Though the presentation and style of the game's visuals doesn't just allow gamers to change their environment, Kirby himself does it. Having Kirby change forms and granting him special powers by sucking up enemies is a classic staple in the series, and while the latter is absent here the former takes on a new approach. In this adventure Kirby is made up of yarn, allowing him to do some special things indeed.
For example, double tap the D-Pad in the direction you're walking and Kirby will change shape to a car, doubling your walking speed and acting as a type of 'dash'. Kirby also changes form if you go into water, shifting into a cute little rotund submarine. This isn't limited to just different inputs into the controller, or environmental influences, but extends to limited time abilities. In certain levels you'll find power-ups which'll change Kirby's form drastically.
During a particular fire themed stage you'll be transformed into a fire engine. You'll move left and right by using the D-Pad, and the 1 button to fire water from your hose, but you can tilt the Wiimote to control the flow of the water up or down. In a later underwater based level you'll be granted a power-up to change Kirby into a dolphin. This will allow you to swim much quicker underwater, as well as perform charges which can destroy enemies and let you leap high into the air from underwater.
The game can be a little on the easy side. The inability to die is somewhat freeing, though I can see how some people may not like it. If you can't 'die' in a game then you essentially don't learn anything from the mistake you made which resulted in you losing the life in the first place. Instead, you simple lose a massive chunk of the colourful beads which you collect throughout the levels, which apart from being addictive to collect also acts as the game's currency (more on that below). Then again the Kirby games have always treaded on the more easy side to begin with. There's rarely been a time where I was truly faced with a challenge during Epic Yarn, apart from a few complicated sections during a level and the occasional boss fight.
Aside from the standard levels, you can chill out at your apartment in Patch Land's main town. Here, you can use the furniture you find in completed stages, or purchase by using your collected beads, to decorate your living space. Next to your apartment is a charming little character who will challenge you to a game of hide and seek. This involves replaying past stages, though this time your given a time limit and must find the character and his brothers and sisters. While these extra elements really have no use when the main game is concerned, they act as nice distractions between stages.

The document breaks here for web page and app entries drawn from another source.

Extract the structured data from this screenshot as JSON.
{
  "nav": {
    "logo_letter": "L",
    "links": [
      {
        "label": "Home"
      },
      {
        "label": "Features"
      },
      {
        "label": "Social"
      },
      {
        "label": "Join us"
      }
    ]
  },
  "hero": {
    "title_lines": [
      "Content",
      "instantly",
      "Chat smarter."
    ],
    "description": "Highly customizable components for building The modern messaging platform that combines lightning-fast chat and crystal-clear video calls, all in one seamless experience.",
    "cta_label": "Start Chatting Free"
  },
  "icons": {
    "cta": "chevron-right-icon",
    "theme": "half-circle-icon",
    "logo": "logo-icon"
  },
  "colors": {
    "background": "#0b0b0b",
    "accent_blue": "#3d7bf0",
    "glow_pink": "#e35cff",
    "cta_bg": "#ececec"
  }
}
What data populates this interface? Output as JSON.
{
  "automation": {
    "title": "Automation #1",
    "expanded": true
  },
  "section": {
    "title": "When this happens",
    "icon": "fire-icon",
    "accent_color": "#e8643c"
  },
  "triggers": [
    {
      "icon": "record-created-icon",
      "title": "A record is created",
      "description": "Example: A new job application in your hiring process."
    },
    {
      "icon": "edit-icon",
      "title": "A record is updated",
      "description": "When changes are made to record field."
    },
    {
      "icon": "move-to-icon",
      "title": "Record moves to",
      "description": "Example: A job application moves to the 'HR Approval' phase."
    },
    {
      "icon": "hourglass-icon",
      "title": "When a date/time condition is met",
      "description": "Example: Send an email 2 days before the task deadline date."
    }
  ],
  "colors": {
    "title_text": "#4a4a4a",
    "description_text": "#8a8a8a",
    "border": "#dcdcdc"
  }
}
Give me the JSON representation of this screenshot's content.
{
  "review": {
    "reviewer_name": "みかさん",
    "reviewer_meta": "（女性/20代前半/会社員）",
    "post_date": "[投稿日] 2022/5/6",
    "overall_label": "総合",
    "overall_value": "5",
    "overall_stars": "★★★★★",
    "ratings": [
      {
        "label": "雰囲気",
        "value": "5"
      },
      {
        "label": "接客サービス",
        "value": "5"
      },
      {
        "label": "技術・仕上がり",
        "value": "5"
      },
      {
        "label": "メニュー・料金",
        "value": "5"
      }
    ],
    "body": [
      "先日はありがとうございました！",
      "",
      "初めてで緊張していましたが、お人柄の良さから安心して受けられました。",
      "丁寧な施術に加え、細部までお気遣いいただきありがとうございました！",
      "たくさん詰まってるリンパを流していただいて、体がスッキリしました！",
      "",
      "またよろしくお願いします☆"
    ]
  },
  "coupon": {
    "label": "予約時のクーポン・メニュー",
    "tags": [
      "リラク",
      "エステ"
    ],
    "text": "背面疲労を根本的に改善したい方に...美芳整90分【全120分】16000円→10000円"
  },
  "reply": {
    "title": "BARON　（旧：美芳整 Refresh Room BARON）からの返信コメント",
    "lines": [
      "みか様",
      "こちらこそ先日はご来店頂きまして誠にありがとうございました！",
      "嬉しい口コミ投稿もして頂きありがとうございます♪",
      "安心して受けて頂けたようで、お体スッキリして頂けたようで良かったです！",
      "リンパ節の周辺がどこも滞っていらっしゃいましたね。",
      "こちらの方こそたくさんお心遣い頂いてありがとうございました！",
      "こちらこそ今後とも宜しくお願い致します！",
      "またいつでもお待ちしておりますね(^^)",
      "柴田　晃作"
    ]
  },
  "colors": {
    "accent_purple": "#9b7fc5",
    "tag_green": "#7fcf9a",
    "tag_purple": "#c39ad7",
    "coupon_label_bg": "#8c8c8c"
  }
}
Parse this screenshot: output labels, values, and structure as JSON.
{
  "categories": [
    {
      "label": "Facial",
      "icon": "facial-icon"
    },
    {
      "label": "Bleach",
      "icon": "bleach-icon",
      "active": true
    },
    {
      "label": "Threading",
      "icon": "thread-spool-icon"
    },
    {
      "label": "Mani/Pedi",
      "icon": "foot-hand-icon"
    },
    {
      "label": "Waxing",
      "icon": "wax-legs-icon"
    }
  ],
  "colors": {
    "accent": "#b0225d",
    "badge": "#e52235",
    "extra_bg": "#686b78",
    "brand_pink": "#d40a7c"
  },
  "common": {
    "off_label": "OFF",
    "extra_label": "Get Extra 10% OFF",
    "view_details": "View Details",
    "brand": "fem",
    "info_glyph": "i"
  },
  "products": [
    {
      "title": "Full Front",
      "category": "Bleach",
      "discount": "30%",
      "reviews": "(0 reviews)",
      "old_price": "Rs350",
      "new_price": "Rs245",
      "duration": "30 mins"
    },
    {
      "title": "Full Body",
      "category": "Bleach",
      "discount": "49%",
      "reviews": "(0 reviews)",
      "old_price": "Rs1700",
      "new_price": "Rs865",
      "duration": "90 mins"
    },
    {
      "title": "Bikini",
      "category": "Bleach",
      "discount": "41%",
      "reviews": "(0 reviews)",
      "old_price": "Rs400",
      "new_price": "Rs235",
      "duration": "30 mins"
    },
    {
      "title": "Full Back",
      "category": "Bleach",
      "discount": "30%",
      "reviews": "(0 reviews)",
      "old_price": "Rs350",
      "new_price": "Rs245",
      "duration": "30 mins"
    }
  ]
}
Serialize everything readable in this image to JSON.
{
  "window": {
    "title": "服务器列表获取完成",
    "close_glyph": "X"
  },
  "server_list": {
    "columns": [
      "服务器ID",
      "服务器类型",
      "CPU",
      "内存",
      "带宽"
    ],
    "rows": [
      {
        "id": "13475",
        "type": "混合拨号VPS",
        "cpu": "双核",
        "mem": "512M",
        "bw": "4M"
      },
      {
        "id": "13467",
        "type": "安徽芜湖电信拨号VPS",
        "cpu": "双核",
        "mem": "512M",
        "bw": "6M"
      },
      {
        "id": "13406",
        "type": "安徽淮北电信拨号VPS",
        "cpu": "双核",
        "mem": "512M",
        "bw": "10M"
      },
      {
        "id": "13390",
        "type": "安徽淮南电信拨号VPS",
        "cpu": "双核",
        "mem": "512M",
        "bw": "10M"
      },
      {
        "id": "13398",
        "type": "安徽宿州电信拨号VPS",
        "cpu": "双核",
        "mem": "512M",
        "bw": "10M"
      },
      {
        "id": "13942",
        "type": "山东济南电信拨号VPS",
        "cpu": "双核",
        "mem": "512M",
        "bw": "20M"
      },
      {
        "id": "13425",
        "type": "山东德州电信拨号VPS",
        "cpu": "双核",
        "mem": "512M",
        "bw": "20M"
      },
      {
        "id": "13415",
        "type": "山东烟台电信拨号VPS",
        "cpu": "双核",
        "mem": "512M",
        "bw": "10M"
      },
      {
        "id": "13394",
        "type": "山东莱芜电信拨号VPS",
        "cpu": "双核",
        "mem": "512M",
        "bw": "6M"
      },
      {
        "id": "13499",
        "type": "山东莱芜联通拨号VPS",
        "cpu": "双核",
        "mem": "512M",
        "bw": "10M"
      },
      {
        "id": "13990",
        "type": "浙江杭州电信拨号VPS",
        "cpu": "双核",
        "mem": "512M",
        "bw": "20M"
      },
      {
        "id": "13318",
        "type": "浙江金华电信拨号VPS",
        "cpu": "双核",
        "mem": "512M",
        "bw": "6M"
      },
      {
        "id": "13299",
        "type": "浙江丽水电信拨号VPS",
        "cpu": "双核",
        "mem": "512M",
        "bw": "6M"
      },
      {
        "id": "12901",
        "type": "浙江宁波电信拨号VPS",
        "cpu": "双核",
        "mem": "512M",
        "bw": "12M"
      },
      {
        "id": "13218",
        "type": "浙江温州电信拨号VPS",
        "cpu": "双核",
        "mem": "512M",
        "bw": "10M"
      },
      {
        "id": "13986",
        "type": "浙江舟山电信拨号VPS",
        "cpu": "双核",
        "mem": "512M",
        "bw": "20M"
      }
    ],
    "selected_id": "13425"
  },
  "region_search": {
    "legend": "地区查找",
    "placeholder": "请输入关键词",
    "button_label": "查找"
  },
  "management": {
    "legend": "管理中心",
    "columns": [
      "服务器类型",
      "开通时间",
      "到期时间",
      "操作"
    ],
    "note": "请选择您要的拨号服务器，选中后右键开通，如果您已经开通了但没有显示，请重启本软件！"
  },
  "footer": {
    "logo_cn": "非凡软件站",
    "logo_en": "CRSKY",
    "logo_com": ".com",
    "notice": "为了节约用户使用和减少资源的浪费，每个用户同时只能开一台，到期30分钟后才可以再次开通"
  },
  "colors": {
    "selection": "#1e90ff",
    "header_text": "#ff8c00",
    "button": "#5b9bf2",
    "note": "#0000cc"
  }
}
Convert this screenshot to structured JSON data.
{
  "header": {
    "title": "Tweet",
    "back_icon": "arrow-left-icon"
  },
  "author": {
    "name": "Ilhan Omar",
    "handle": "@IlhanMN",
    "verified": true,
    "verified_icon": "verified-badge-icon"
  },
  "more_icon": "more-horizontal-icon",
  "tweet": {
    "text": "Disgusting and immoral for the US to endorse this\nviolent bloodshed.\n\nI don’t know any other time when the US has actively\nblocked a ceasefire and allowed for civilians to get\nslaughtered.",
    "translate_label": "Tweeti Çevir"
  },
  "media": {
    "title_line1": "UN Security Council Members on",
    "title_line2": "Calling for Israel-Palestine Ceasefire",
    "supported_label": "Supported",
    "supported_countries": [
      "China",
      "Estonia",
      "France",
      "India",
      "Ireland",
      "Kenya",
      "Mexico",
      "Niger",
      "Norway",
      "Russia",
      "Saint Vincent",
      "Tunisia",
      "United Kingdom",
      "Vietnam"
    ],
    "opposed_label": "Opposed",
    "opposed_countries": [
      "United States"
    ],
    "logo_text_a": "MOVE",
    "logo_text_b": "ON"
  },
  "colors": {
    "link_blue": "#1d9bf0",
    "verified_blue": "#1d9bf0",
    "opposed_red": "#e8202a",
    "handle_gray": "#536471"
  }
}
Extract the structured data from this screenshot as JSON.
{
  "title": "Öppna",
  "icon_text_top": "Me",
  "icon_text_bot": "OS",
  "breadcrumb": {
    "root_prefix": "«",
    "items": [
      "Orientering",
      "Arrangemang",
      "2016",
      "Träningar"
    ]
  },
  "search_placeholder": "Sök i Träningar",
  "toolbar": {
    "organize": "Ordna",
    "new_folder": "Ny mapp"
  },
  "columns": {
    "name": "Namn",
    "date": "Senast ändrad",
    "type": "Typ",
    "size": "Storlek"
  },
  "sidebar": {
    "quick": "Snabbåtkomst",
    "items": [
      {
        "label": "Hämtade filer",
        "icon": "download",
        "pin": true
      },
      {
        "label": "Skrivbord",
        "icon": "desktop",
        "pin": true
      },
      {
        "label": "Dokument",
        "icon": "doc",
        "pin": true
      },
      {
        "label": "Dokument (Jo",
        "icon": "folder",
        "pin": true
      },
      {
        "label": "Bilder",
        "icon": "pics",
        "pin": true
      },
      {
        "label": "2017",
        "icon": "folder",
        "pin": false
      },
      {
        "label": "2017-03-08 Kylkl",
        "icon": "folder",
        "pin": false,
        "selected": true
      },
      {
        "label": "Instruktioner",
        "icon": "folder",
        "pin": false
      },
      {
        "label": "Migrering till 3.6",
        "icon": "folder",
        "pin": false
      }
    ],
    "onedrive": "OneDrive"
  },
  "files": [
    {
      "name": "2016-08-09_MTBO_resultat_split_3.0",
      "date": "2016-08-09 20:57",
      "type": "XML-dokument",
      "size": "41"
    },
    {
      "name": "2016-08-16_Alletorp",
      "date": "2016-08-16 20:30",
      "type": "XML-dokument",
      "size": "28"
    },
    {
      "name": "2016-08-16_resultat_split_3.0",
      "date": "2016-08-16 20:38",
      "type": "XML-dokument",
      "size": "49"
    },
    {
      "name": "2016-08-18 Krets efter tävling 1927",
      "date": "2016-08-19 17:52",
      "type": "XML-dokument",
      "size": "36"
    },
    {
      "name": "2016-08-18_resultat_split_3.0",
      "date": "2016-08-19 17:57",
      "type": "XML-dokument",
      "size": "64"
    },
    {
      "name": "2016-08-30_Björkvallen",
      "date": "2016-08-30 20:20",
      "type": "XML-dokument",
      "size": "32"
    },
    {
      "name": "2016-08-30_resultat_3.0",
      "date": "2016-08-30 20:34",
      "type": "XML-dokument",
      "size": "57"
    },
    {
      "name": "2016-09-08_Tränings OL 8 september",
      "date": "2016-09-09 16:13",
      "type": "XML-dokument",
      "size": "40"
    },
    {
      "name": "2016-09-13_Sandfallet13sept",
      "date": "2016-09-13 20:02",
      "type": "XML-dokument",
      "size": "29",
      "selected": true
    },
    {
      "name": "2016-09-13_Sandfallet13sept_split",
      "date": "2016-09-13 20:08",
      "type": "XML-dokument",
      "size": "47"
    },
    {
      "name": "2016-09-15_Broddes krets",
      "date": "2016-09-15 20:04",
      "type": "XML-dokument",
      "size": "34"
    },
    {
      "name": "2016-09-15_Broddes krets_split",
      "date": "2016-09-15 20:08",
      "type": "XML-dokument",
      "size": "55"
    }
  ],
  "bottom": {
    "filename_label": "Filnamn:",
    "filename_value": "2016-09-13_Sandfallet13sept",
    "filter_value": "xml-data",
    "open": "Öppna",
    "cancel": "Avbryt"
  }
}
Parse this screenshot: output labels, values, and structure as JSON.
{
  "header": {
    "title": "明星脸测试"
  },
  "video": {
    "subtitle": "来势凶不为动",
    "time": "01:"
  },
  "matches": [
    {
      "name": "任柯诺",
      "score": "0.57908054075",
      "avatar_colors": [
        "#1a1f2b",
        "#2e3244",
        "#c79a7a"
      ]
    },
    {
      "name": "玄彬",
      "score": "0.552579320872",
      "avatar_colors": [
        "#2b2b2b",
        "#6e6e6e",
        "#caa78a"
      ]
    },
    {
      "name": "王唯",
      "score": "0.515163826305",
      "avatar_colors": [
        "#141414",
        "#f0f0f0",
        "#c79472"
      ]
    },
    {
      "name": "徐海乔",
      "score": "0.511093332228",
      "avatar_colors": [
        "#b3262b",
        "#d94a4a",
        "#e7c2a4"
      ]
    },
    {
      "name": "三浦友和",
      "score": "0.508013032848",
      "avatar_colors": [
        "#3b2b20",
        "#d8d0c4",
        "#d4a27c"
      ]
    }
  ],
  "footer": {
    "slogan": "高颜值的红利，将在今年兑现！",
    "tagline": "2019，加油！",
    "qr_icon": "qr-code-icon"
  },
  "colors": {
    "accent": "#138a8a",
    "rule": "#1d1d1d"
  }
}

If you own a Wii and haven't played Kirby's Epic Yarn, I suggest you go out and buy it. The game flips traditional 2D platforming on it's head and offers something new and unique, which is quite refreshing given the genre's long, long history. The bright and cute visuals will warm the heart of anyone at any age, and will no doubt be a hit with young kids. The difficulty isn't punishing like other more well known platformers, though veterans will certainly find a challenge in attempting to gain a gold medal score, as well as locate the three treasures for each stage. The inclusion of co-op mode means that families can play together. All in all, there is really no major flaw to this game in my opinion. It's an instant classic.